[Excerpts from an interface dataset]
───

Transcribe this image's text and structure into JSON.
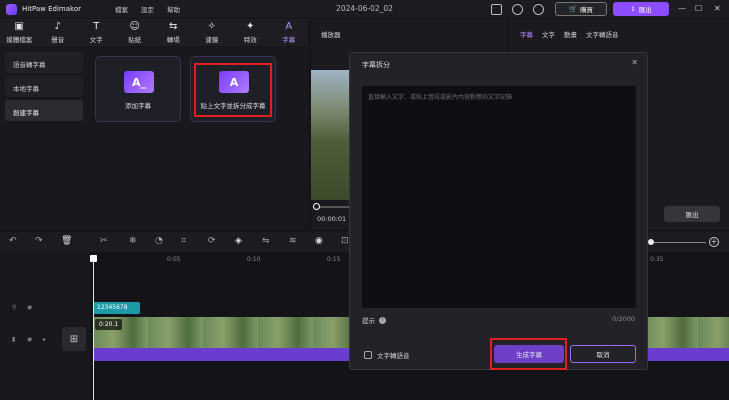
{
  "app": {
    "name": "HitPaw Edimakor",
    "document_title": "2024-06-02_02"
  },
  "menu": [
    "檔案",
    "設定",
    "幫助"
  ],
  "titlebar": {
    "buy_label": "購買",
    "export_label": "匯出"
  },
  "toolbar": [
    {
      "label": "媒體檔案",
      "icon": "media-icon"
    },
    {
      "label": "聲音",
      "icon": "music-note-icon"
    },
    {
      "label": "文字",
      "icon": "text-icon"
    },
    {
      "label": "貼紙",
      "icon": "sticker-icon"
    },
    {
      "label": "轉場",
      "icon": "transition-icon"
    },
    {
      "label": "濾鏡",
      "icon": "filter-icon"
    },
    {
      "label": "特效",
      "icon": "effect-icon"
    },
    {
      "label": "字幕",
      "icon": "subtitle-icon",
      "active": true
    }
  ],
  "subnav": [
    "語音轉字幕",
    "本地字幕",
    "創建字幕"
  ],
  "cards": [
    {
      "label": "添加字幕",
      "icon_text": "A_"
    },
    {
      "label": "貼上文字並拆分成字幕",
      "icon_text": "A"
    }
  ],
  "player": {
    "title": "播放器",
    "time": "00:00:01"
  },
  "right_panel": {
    "tabs": [
      "字幕",
      "文字",
      "動畫",
      "文字轉語音"
    ],
    "export_label": "匯出"
  },
  "timeline": {
    "ruler": [
      "0:05",
      "0:10",
      "0:15",
      "0:35"
    ],
    "subtitle_clip": "12345678",
    "video_clip": "0:20.1"
  },
  "dialog": {
    "title": "字幕拆分",
    "placeholder": "直接輸入文字、或貼上音訊或影片內容對應的文字記錄",
    "hint": "提示",
    "count": "0/2000",
    "checkbox_label": "文字轉語音",
    "generate_label": "生成字幕",
    "cancel_label": "取消"
  },
  "colors": {
    "accent": "#8b4dff",
    "highlight": "#e02020",
    "subtitle_clip": "#1e9aa6",
    "audio_bar": "#6a3ccf"
  }
}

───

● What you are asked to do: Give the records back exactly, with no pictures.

● Output for this task:
Transcribe this image's text and structure into JSON.
{
  "app": {
    "name": "HitPaw Edimakor",
    "document_title": "2024-06-02_02"
  },
  "menu": [
    "檔案",
    "設定",
    "幫助"
  ],
  "titlebar": {
    "buy_label": "購買",
    "export_label": "匯出"
  },
  "toolbar": [
    {
      "label": "媒體檔案",
      "icon": "media-icon"
    },
    {
      "label": "聲音",
      "icon": "music-note-icon"
    },
    {
      "label": "文字",
      "icon": "text-icon"
    },
    {
      "label": "貼紙",
      "icon": "sticker-icon"
    },
    {
      "label": "轉場",
      "icon": "transition-icon"
    },
    {
      "label": "濾鏡",
      "icon": "filter-icon"
    },
    {
      "label": "特效",
      "icon": "effect-icon"
    },
    {
      "label": "字幕",
      "icon": "subtitle-icon",
      "active": true
    }
  ],
  "subnav": [
    "語音轉字幕",
    "本地字幕",
    "創建字幕"
  ],
  "cards": [
    {
      "label": "添加字幕",
      "icon_text": "A_"
    },
    {
      "label": "貼上文字並拆分成字幕",
      "icon_text": "A"
    }
  ],
  "player": {
    "title": "播放器",
    "time": "00:00:01"
  },
  "right_panel": {
    "tabs": [
      "字幕",
      "文字",
      "動畫",
      "文字轉語音"
    ],
    "export_label": "匯出"
  },
  "timeline": {
    "ruler": [
      "0:05",
      "0:10",
      "0:15",
      "0:35"
    ],
    "subtitle_clip": "12345678",
    "video_clip": "0:20.1"
  },
  "dialog": {
    "title": "字幕拆分",
    "placeholder": "直接輸入文字、或貼上音訊或影片內容對應的文字記錄",
    "hint": "提示",
    "count": "0/2000",
    "checkbox_label": "文字轉語音",
    "generate_label": "生成字幕",
    "cancel_label": "取消"
  },
  "colors": {
    "accent": "#8b4dff",
    "highlight": "#e02020",
    "subtitle_clip": "#1e9aa6",
    "audio_bar": "#6a3ccf"
  }
}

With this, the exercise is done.